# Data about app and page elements

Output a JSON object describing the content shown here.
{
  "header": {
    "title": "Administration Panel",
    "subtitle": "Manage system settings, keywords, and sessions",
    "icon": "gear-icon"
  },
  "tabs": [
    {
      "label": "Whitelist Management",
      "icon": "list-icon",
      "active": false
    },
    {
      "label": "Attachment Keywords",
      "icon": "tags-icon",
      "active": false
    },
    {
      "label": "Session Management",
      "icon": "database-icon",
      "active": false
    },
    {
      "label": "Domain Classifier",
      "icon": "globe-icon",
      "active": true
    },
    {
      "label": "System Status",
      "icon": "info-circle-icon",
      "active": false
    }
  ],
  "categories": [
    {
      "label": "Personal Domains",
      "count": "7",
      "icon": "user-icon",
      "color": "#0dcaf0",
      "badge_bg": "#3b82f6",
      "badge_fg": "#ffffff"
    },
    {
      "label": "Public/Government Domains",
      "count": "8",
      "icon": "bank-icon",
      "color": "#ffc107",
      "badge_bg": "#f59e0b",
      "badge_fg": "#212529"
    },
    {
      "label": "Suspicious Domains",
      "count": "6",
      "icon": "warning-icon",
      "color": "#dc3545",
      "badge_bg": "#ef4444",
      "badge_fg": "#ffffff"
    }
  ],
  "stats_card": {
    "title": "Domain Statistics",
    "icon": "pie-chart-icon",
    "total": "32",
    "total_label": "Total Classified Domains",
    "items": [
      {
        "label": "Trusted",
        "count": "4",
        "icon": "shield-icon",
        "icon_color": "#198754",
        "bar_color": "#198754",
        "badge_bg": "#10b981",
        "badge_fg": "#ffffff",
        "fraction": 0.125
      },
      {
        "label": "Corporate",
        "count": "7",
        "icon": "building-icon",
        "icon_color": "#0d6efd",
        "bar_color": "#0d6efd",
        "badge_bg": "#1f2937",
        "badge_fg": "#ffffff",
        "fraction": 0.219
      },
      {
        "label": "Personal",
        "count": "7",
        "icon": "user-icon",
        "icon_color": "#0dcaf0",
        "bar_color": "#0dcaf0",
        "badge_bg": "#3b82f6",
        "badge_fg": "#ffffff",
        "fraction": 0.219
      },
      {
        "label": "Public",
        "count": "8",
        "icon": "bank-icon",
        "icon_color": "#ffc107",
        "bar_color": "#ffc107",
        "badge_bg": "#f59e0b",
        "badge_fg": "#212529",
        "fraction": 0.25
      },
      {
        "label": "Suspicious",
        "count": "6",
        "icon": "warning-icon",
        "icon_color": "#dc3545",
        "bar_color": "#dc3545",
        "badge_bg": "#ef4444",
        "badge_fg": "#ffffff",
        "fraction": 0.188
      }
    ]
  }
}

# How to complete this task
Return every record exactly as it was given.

# Your response
Output a JSON object describing the content shown here.
{
  "header": {
    "title": "Administration Panel",
    "subtitle": "Manage system settings, keywords, and sessions",
    "icon": "gear-icon"
  },
  "tabs": [
    {
      "label": "Whitelist Management",
      "icon": "list-icon",
      "active": false
    },
    {
      "label": "Attachment Keywords",
      "icon": "tags-icon",
      "active": false
    },
    {
      "label": "Session Management",
      "icon": "database-icon",
      "active": false
    },
    {
      "label": "Domain Classifier",
      "icon": "globe-icon",
      "active": true
    },
    {
      "label": "System Status",
      "icon": "info-circle-icon",
      "active": false
    }
  ],
  "categories": [
    {
      "label": "Personal Domains",
      "count": "7",
      "icon": "user-icon",
      "color": "#0dcaf0",
      "badge_bg": "#3b82f6",
      "badge_fg": "#ffffff"
    },
    {
      "label": "Public/Government Domains",
      "count": "8",
      "icon": "bank-icon",
      "color": "#ffc107",
      "badge_bg": "#f59e0b",
      "badge_fg": "#212529"
    },
    {
      "label": "Suspicious Domains",
      "count": "6",
      "icon": "warning-icon",
      "color": "#dc3545",
      "badge_bg": "#ef4444",
      "badge_fg": "#ffffff"
    }
  ],
  "stats_card": {
    "title": "Domain Statistics",
    "icon": "pie-chart-icon",
    "total": "32",
    "total_label": "Total Classified Domains",
    "items": [
      {
        "label": "Trusted",
        "count": "4",
        "icon": "shield-icon",
        "icon_color": "#198754",
        "bar_color": "#198754",
        "badge_bg": "#10b981",
        "badge_fg": "#ffffff",
        "fraction": 0.125
      },
      {
        "label": "Corporate",
        "count": "7",
        "icon": "building-icon",
        "icon_color": "#0d6efd",
        "bar_color": "#0d6efd",
        "badge_bg": "#1f2937",
        "badge_fg": "#ffffff",
        "fraction": 0.219
      },
      {
        "label": "Personal",
        "count": "7",
        "icon": "user-icon",
        "icon_color": "#0dcaf0",
        "bar_color": "#0dcaf0",
        "badge_bg": "#3b82f6",
        "badge_fg": "#ffffff",
        "fraction": 0.219
      },
      {
        "label": "Public",
        "count": "8",
        "icon": "bank-icon",
        "icon_color": "#ffc107",
        "bar_color": "#ffc107",
        "badge_bg": "#f59e0b",
        "badge_fg": "#212529",
        "fraction": 0.25
      },
      {
        "label": "Suspicious",
        "count": "6",
        "icon": "warning-icon",
        "icon_color": "#dc3545",
        "bar_color": "#dc3545",
        "badge_bg": "#ef4444",
        "badge_fg": "#ffffff",
        "fraction": 0.188
      }
    ]
  }
}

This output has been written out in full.